6k views

Good way to describe co-RE (co-recursively enumerable)?

I get that R is a set of languages that are decidable by a Turing Machines And that RE is a set of languages that a each language can be recognized by a TM, that is the machine will halt when given a ...
11
votes
5answers
8k views

What is an Efficient Algorithm?

From the point of view of asymptotic behavior, what is considered an "efficient" algorithm? What is the standard / reason for drawing the line at that point? Personally, I would think that anything ...
10
votes
2answers
412 views

Is there a canonical definition of “pure” function?

StackOverflow pointed me here, so the question might be a bit in a layman's terms. Wikipedia defines pure functions as In computer programming, a function may be described as a pure function if ...
5
votes
1answer
2k views

What is the difference between the semantic and syntactic views of function types?

Edit: My original question referred to nonconstructive and constructive definitions of function types. I changed the terminology in the question and the title to semantic and syntactic, which the ...
4
votes
1answer
4k views

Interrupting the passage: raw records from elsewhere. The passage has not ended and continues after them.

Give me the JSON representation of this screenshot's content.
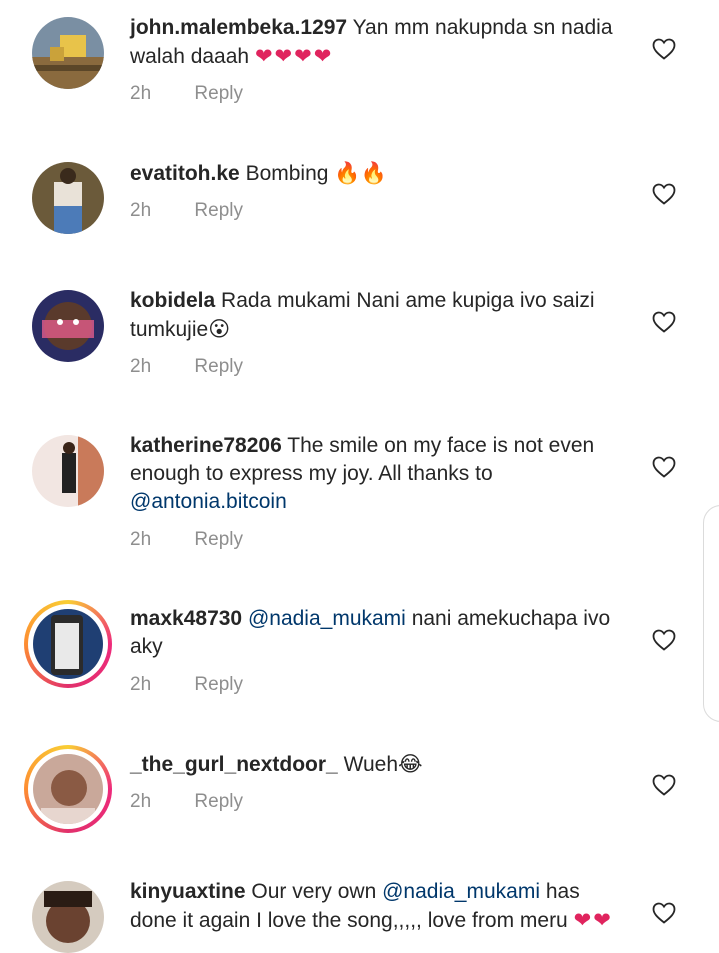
{
  "comments": [
    {
      "user": "john.malembeka.1297",
      "text": "Yan mm nakupnda sn nadia walah daaah",
      "emoji": "❤❤❤❤",
      "time": "2h",
      "reply": "Reply"
    },
    {
      "user": "evatitoh.ke",
      "text": "Bombing",
      "emoji": "🔥🔥",
      "time": "2h",
      "reply": "Reply"
    },
    {
      "user": "kobidela",
      "text": "Rada mukami Nani ame kupiga ivo saizi tumkujie",
      "emoji": "😮",
      "time": "2h",
      "reply": "Reply"
    },
    {
      "user": "katherine78206",
      "text": "The smile on my face is not even enough to express my joy. All thanks to",
      "mention": "@antonia.bitcoin",
      "time": "2h",
      "reply": "Reply"
    },
    {
      "user": "maxk48730",
      "mention": "@nadia_mukami",
      "text": "nani amekuchapa ivo aky",
      "time": "2h",
      "reply": "Reply"
    },
    {
      "user": "_the_gurl_nextdoor_",
      "text": "Wueh",
      "emoji": "😂",
      "time": "2h",
      "reply": "Reply"
    },
    {
      "user": "kinyuaxtine",
      "text_before": "Our very own",
      "mention": "@nadia_mukami",
      "text": "has done it again I love the song,,,,, love from meru",
      "emoji": "❤❤"
    }
  ],
  "colors": {
    "mention": "#00376b",
    "meta": "#8e8e8e",
    "heart_outline": "#262626",
    "ring": "#e1306c"
  },
  "icons": {
    "like": "heart-outline-icon"
  }
}
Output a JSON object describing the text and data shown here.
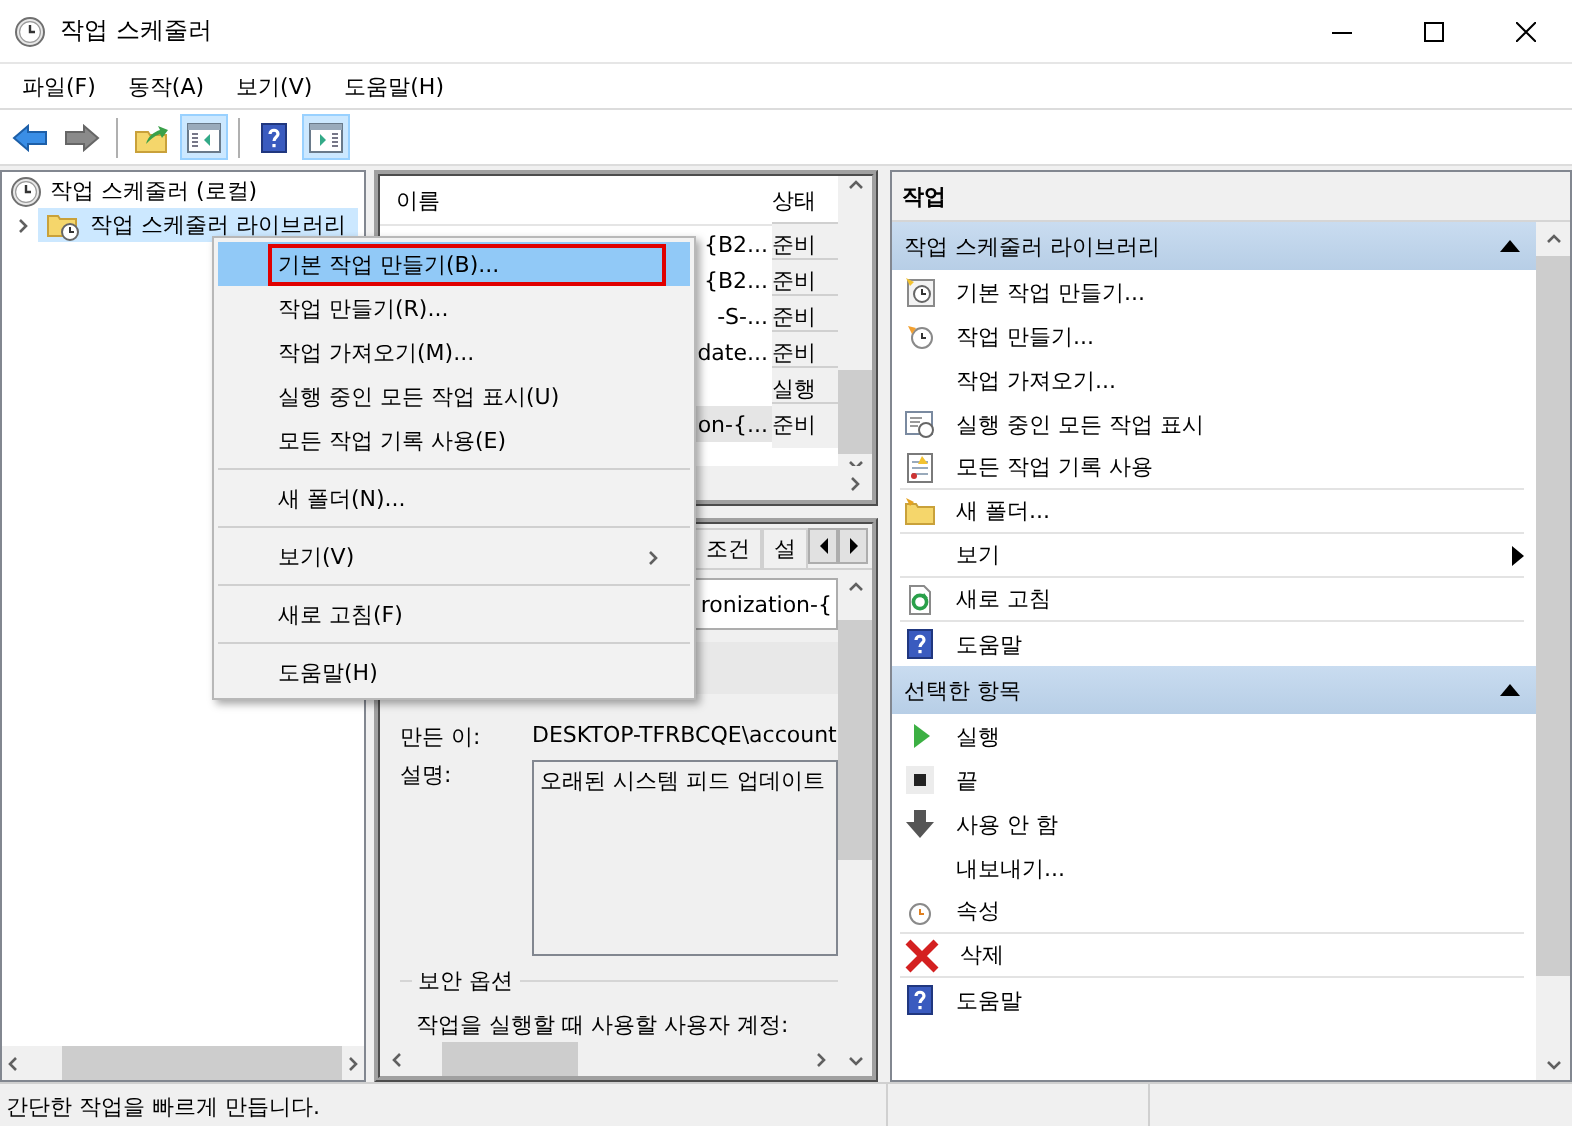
{
  "window": {
    "title": "작업 스케줄러"
  },
  "menu_bar": [
    {
      "label": "파일(F)"
    },
    {
      "label": "동작(A)"
    },
    {
      "label": "보기(V)"
    },
    {
      "label": "도움말(H)"
    }
  ],
  "toolbar": [
    {
      "kind": "back",
      "pressed": false
    },
    {
      "kind": "forward",
      "pressed": false
    },
    {
      "kind": "separator"
    },
    {
      "kind": "up-folder",
      "pressed": false
    },
    {
      "kind": "console-tree",
      "pressed": true
    },
    {
      "kind": "separator"
    },
    {
      "kind": "help",
      "pressed": false
    },
    {
      "kind": "action-pane",
      "pressed": true
    }
  ],
  "tree": [
    {
      "label": "작업 스케줄러 (로컬)",
      "selected": false,
      "children": [
        {
          "label": "작업 스케줄러 라이브러리",
          "selected": true,
          "expanded": false
        }
      ]
    }
  ],
  "task_list": {
    "columns": [
      "이름",
      "상태"
    ],
    "rows": [
      {
        "name": "{B2...",
        "status": "준비",
        "selected": false
      },
      {
        "name": "{B2...",
        "status": "준비",
        "selected": false
      },
      {
        "name": "-S-...",
        "status": "준비",
        "selected": false
      },
      {
        "name": "date...",
        "status": "준비",
        "selected": false
      },
      {
        "name": "",
        "status": "실행",
        "selected": false
      },
      {
        "name": "on-{...",
        "status": "준비",
        "selected": true
      }
    ]
  },
  "details": {
    "tabs": [
      {
        "label": "조건",
        "selected": false
      },
      {
        "label": "설",
        "selected": false
      }
    ],
    "name_value": "ronization-{",
    "author_label": "만든 이:",
    "author": "DESKTOP-TFRBCQE\\account",
    "description_label": "설명:",
    "description": "오래된 시스템 피드 업데이트",
    "security_group": "보안 옵션",
    "account_prompt": "작업을 실행할 때 사용할 사용자 계정:"
  },
  "actions": {
    "title": "작업",
    "sections": [
      {
        "title": "작업 스케줄러 라이브러리",
        "expanded": true,
        "items": [
          {
            "label": "기본 작업 만들기...",
            "kind": "basic-task",
            "submenu": false,
            "divider_after": false
          },
          {
            "label": "작업 만들기...",
            "kind": "task",
            "submenu": false,
            "divider_after": false
          },
          {
            "label": "작업 가져오기...",
            "kind": "plain",
            "submenu": false,
            "divider_after": false
          },
          {
            "label": "실행 중인 모든 작업 표시",
            "kind": "running",
            "submenu": false,
            "divider_after": false
          },
          {
            "label": "모든 작업 기록 사용",
            "kind": "history",
            "submenu": false,
            "divider_after": true
          },
          {
            "label": "새 폴더...",
            "kind": "folder",
            "submenu": false,
            "divider_after": true
          },
          {
            "label": "보기",
            "kind": "plain",
            "submenu": true,
            "divider_after": true
          },
          {
            "label": "새로 고침",
            "kind": "refresh",
            "submenu": false,
            "divider_after": true
          },
          {
            "label": "도움말",
            "kind": "help",
            "submenu": false,
            "divider_after": false
          }
        ]
      },
      {
        "title": "선택한 항목",
        "expanded": true,
        "items": [
          {
            "label": "실행",
            "kind": "run",
            "submenu": false,
            "divider_after": false
          },
          {
            "label": "끝",
            "kind": "stop",
            "submenu": false,
            "divider_after": false
          },
          {
            "label": "사용 안 함",
            "kind": "disable",
            "submenu": false,
            "divider_after": false
          },
          {
            "label": "내보내기...",
            "kind": "plain",
            "submenu": false,
            "divider_after": false
          },
          {
            "label": "속성",
            "kind": "properties",
            "submenu": false,
            "divider_after": true
          },
          {
            "label": "삭제",
            "kind": "delete",
            "submenu": false,
            "divider_after": true
          },
          {
            "label": "도움말",
            "kind": "help",
            "submenu": false,
            "divider_after": false
          }
        ]
      }
    ]
  },
  "context_menu": [
    {
      "kind": "item",
      "label": "기본 작업 만들기(B)...",
      "selected": true,
      "marked": true
    },
    {
      "kind": "item",
      "label": "작업 만들기(R)...",
      "selected": false,
      "marked": false
    },
    {
      "kind": "item",
      "label": "작업 가져오기(M)...",
      "selected": false,
      "marked": false
    },
    {
      "kind": "item",
      "label": "실행 중인 모든 작업 표시(U)",
      "selected": false,
      "marked": false
    },
    {
      "kind": "item",
      "label": "모든 작업 기록 사용(E)",
      "selected": false,
      "marked": false
    },
    {
      "kind": "separator"
    },
    {
      "kind": "item",
      "label": "새 폴더(N)...",
      "selected": false,
      "marked": false
    },
    {
      "kind": "separator"
    },
    {
      "kind": "submenu",
      "label": "보기(V)",
      "selected": false,
      "marked": false
    },
    {
      "kind": "separator"
    },
    {
      "kind": "item",
      "label": "새로 고침(F)",
      "selected": false,
      "marked": false
    },
    {
      "kind": "separator"
    },
    {
      "kind": "item",
      "label": "도움말(H)",
      "selected": false,
      "marked": false
    }
  ],
  "status_bar": {
    "text": "간단한 작업을 빠르게 만듭니다."
  }
}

What is a partially computable function?

In the book Computability, Complexity, and Languages, Martin Davis writes in chapter two: A partial function is said to be partially computable if it is computed by some program. and also A ...
4
votes
1answer
3k views

What is a “reduction”, really?

I am studying computational theory with Sipser's textbook. I can't quite understand the definition of "reduction". For example, "this problem can be reduced to ATM ..." What exactly does "to reduce" ...
3
votes
2answers
205 views

What defines a tool as a “compiler”

I've been trying to figure out what technically makes a tool or program a compiler. For example, I know that gcc will compile source code to object files or assembly, hence transforming a ...
7
votes
2answers
5k views

Do I understand pseudo polynomial time correctly?

The running time of knapsack is $O(n*W)$, but we always specify that this is only pseudo-polynomial. I was wondering if somebody could tell me if I understand the notion of pseudo-polynomial time ...
7
votes
2answers
1k views

Definition of $\Theta$ for negative functions

I'm working out of the 3rd edition CLRS Algorithms textbook and in Chapter 3 a discussion begins about asymptotic notation which starts with $\Theta$ notation. I understood the beginning definition of:...
5
votes
1answer
754 views

What is “polynomial delay?”

I am reading a paper and it uses the expression "polynomial delay" which I don't understand. It is used in conjonction with the big O notation, which I'm familiar with. Here is a example sentence ...